## TASK REQUIREMENTS
The answer should consist of every line in the material below that has the word "Drop".
*** Begin section ***
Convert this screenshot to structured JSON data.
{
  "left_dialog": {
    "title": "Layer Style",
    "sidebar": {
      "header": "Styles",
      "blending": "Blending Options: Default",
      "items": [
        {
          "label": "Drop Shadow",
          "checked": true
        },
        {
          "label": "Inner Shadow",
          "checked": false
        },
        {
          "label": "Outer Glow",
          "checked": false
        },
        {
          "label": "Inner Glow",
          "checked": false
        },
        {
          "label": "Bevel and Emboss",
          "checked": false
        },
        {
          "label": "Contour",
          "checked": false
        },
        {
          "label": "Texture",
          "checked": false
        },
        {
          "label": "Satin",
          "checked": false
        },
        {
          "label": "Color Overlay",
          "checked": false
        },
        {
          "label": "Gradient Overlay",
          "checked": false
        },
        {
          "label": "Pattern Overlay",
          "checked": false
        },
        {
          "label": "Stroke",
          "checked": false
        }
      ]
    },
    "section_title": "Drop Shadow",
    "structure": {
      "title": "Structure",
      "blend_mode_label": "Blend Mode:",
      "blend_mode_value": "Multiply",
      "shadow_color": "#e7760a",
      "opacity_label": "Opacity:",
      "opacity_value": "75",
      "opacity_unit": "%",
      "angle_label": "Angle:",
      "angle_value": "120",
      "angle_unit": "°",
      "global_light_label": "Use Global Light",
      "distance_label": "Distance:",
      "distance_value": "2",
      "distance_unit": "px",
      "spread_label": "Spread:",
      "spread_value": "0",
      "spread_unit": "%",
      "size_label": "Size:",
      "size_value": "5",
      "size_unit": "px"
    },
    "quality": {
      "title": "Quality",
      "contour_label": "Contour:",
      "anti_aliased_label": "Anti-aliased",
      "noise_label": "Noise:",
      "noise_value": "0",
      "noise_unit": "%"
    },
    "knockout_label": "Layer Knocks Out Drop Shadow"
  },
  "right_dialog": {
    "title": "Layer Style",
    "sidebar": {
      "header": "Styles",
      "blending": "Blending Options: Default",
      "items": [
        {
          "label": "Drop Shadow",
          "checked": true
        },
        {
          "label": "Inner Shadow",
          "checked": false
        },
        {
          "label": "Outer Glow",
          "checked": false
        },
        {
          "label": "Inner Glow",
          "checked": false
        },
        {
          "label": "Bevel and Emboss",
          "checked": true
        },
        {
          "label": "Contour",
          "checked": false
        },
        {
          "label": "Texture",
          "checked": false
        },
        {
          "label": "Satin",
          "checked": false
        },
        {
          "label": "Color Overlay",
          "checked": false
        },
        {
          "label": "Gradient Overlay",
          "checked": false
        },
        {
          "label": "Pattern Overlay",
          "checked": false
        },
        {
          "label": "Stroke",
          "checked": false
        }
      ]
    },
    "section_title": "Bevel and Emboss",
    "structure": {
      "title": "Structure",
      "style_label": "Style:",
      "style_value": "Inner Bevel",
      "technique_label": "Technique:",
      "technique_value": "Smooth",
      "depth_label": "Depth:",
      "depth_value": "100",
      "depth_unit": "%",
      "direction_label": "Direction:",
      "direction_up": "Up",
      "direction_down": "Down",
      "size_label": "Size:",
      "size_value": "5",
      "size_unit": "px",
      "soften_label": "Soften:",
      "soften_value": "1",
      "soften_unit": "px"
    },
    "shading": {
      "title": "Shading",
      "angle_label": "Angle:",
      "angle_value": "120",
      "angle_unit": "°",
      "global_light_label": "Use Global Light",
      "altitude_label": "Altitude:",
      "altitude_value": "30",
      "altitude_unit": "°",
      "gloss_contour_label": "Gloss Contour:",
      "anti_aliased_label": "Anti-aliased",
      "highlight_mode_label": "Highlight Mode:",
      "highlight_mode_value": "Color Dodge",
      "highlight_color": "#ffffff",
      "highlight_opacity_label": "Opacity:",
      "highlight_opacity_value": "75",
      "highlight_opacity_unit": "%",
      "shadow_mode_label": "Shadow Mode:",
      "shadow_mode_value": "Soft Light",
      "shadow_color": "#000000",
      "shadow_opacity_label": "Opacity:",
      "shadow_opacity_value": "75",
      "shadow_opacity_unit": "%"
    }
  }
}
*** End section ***
## ANSWER SPACE
          "label": "Drop Shadow",
    "section_title": "Drop Shadow",
    "knockout_label": "Layer Knocks Out Drop Shadow"
          "label": "Drop Shadow",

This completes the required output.